The power of workplace design in creating stimulating and adaptable high-performance workspaces is a multifaceted journey. At its core, design is a unifying force; bridging diverse elements to create cohesive, appealing and functional workspace interiors.
“The power of design extends beyond aesthetics – it shapes the future of the workplace and brings a substantial return on investment for business,” says Deirdre de Bruin, Head of Design for sub-Saharan Africa at Tétris Design & Build.
Underpinning the power of design is its capacity to solve complex workspace challenges. How can space be used to attract and retain talent? How can it meaningfully cater to the diversity of that talent? How can workspaces be configured to enhance productivity along with job satisfaction? How can workplace design complement and support a business’s unique culture? In other words, what does high-performance workplace design look like?
Workspaces should of course be visually beautiful, but that’s only part of the answer. They also have to be practical in form and function.
Moving beyond the theoretical to implementing design principles that actually work and deliver business value and ROI is a fine balancing act. A compelling example is the Oppenheimer Memorial Trust project in Johannesburg, a space which needed to be reimagined to cater for a variety of needs. For this project, Tétris carefully incorporated the natural lighting of the calming gardens outside the office and combined them with warm soft, warm interior tones.
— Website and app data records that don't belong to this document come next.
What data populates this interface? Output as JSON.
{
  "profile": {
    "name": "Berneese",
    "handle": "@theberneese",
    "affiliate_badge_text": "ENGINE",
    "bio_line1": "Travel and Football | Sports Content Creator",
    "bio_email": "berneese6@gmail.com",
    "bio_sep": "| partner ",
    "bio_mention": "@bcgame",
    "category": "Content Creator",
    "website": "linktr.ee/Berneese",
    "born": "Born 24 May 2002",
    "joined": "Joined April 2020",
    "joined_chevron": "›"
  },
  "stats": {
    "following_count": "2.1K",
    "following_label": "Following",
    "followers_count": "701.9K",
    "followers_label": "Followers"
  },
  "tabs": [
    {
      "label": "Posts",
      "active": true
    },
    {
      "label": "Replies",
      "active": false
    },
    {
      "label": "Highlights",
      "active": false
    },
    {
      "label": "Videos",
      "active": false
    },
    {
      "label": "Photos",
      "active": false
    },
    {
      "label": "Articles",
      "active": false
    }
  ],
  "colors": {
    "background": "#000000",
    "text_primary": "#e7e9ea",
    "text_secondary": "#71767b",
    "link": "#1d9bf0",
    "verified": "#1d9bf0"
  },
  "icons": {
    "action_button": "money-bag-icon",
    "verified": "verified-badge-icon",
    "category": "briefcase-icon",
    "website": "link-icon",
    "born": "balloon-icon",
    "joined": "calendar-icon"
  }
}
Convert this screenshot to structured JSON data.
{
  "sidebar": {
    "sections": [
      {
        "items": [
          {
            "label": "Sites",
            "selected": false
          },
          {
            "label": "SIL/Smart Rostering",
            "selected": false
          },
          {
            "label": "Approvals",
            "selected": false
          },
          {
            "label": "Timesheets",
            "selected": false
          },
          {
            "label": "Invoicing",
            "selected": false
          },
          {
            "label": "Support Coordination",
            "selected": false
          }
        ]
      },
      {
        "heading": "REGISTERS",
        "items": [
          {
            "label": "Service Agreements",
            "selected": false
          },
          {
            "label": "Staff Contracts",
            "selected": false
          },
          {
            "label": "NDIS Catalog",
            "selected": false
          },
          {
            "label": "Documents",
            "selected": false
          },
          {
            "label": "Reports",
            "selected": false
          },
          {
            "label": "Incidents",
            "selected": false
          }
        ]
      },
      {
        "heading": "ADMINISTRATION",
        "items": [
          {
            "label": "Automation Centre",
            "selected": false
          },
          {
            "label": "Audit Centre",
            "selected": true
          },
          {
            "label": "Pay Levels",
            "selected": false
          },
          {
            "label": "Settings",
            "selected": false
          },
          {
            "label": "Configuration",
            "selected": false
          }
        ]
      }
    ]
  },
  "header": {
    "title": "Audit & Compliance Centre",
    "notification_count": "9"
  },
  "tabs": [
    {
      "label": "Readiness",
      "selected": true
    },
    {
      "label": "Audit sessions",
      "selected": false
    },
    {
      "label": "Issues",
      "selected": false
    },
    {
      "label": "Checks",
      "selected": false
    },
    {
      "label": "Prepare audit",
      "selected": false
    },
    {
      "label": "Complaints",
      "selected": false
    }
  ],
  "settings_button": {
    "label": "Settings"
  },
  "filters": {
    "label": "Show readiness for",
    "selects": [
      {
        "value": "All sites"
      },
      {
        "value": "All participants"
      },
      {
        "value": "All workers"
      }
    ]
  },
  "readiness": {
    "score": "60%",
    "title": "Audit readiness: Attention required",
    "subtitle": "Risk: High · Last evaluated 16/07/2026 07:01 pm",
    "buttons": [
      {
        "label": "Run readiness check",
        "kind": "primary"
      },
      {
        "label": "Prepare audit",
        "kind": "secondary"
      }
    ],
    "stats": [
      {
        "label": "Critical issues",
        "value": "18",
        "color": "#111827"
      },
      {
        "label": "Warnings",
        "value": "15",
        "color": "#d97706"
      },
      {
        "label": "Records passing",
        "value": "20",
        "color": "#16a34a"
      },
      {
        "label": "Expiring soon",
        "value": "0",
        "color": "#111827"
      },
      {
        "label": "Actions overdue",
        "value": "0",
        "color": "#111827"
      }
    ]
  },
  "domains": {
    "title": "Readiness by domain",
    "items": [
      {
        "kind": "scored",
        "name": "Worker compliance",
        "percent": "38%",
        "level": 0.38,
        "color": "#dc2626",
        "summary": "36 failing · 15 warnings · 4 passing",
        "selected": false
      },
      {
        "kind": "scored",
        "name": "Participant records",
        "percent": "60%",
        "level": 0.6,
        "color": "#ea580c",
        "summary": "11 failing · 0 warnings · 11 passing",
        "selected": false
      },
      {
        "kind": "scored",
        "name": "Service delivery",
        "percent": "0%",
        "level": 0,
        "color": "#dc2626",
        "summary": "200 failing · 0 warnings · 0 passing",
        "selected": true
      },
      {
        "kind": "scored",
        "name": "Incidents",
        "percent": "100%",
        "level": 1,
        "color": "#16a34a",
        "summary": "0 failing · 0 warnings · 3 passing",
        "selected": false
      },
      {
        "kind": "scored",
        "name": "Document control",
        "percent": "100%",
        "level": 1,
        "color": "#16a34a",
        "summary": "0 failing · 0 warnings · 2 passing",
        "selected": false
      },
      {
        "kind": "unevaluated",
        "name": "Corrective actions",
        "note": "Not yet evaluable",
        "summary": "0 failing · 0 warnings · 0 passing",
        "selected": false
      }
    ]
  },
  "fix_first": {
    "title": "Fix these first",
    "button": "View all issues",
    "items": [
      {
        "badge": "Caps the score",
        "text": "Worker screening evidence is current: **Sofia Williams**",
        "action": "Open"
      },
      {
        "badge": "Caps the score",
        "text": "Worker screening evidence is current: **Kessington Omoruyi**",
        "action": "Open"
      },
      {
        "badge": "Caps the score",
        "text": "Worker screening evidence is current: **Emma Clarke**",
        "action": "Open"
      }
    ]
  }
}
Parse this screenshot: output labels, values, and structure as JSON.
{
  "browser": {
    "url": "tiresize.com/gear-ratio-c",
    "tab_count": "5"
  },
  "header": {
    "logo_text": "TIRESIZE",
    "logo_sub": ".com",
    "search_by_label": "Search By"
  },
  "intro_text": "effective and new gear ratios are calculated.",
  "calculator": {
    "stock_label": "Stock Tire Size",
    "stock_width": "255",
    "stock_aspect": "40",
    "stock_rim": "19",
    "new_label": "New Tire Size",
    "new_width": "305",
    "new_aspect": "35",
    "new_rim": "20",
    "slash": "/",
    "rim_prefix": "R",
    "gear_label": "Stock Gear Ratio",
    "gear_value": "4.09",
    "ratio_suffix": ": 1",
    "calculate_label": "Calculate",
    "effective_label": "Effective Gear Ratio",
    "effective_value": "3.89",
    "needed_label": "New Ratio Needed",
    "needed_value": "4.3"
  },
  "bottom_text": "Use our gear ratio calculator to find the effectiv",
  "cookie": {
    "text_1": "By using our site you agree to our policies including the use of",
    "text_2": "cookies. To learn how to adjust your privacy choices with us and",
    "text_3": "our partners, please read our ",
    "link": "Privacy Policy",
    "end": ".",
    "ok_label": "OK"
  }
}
This approach is informed by a deep understanding of how light impacts the human eye, and people’s ability to concentrate and engage in focused work as well as group activities.
Businesses are faced with a kind of analysis paralysis given the sheer volume of differing opinions and perspectives on important topics like managing the post-Covid return to work, hybrid work trends, and the future of work in general. There’s a skill in harnessing credible global insights and contextualising them for the local environment.
Designing high-performance workspaces successfully blends sustainability best practices with greater personalisation of office environments. Both internationally and here at home, environmentally conscious, multi-use office spaces now include other services and amenities such as in-house baristas, physiotherapists, parcel delivery, or dry-cleaning services to transform offices into spaces where people want to be.
An exciting trend, which is finally being given the serious consideration it deserves, is designing for neurodiversity. Recognising the variety of personalities, from introverts to extroverts, and their differing experiences of sound, light, texture, and space is vital to unlocking a more meaningful kind of productivity – a kind of productivity that is natural, collaborative and voluntary.